* [WORK TASK] Throughout the listing below, show every line in which "value" occurs.

* [ENTRIES PROVIDED]

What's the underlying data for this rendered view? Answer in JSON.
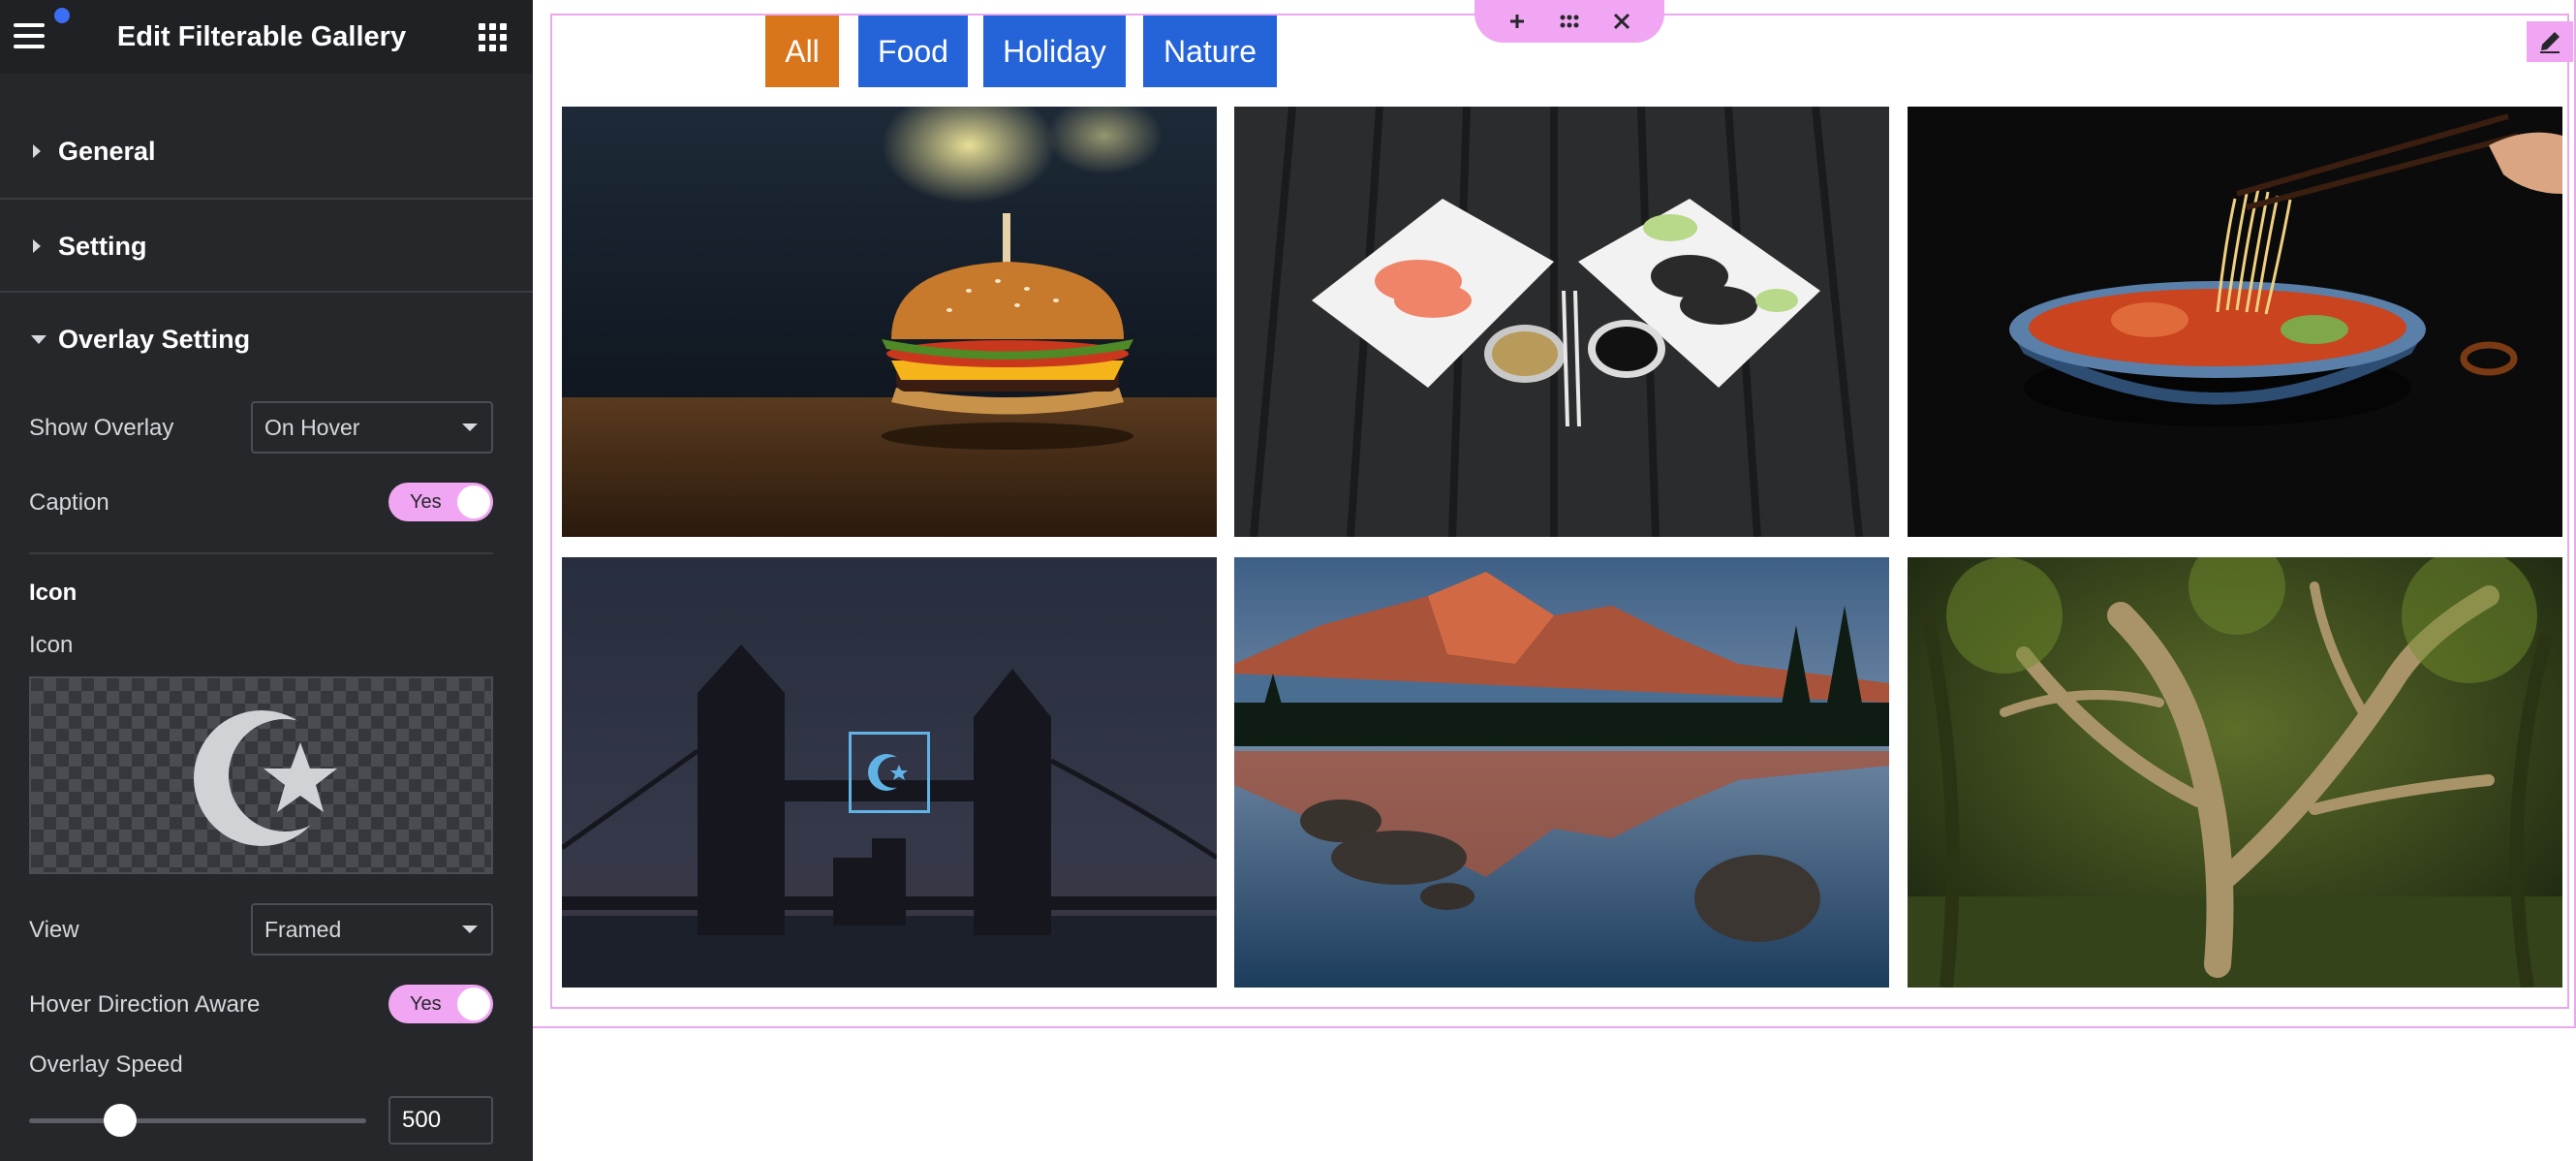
{
  "panel": {
    "title": "Edit Filterable Gallery",
    "sections": {
      "general": "General",
      "setting": "Setting",
      "overlay": "Overlay Setting"
    }
  },
  "controls": {
    "show_overlay": {
      "label": "Show Overlay",
      "value": "On Hover"
    },
    "caption": {
      "label": "Caption",
      "value": "Yes"
    },
    "icon_heading": "Icon",
    "icon_label": "Icon",
    "icon_name": "star-and-crescent-icon",
    "view": {
      "label": "View",
      "value": "Framed"
    },
    "hover_direction": {
      "label": "Hover Direction Aware",
      "value": "Yes"
    },
    "overlay_speed": {
      "label": "Overlay Speed",
      "value": "500",
      "slider_fraction": 0.27
    }
  },
  "gallery": {
    "filters": [
      {
        "label": "All",
        "active": true
      },
      {
        "label": "Food",
        "active": false
      },
      {
        "label": "Holiday",
        "active": false
      },
      {
        "label": "Nature",
        "active": false
      }
    ],
    "items": [
      {
        "name": "burger",
        "category": "Food"
      },
      {
        "name": "sushi",
        "category": "Food"
      },
      {
        "name": "noodles",
        "category": "Food"
      },
      {
        "name": "tower-bridge",
        "category": "Holiday"
      },
      {
        "name": "mountain-lake",
        "category": "Nature"
      },
      {
        "name": "forest-tree",
        "category": "Nature"
      }
    ]
  },
  "colors": {
    "sidebar_bg": "#26272b",
    "accent_pink": "#f0a6f2",
    "filter_active": "#d9751a",
    "filter_inactive": "#2463d8",
    "overlay_icon": "#61b3e6"
  }
}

* [EXERCISE RESULT]
      "value": "On Hover"
      "value": "Yes"
      "value": "Framed"
      "value": "Yes"
      "value": "500",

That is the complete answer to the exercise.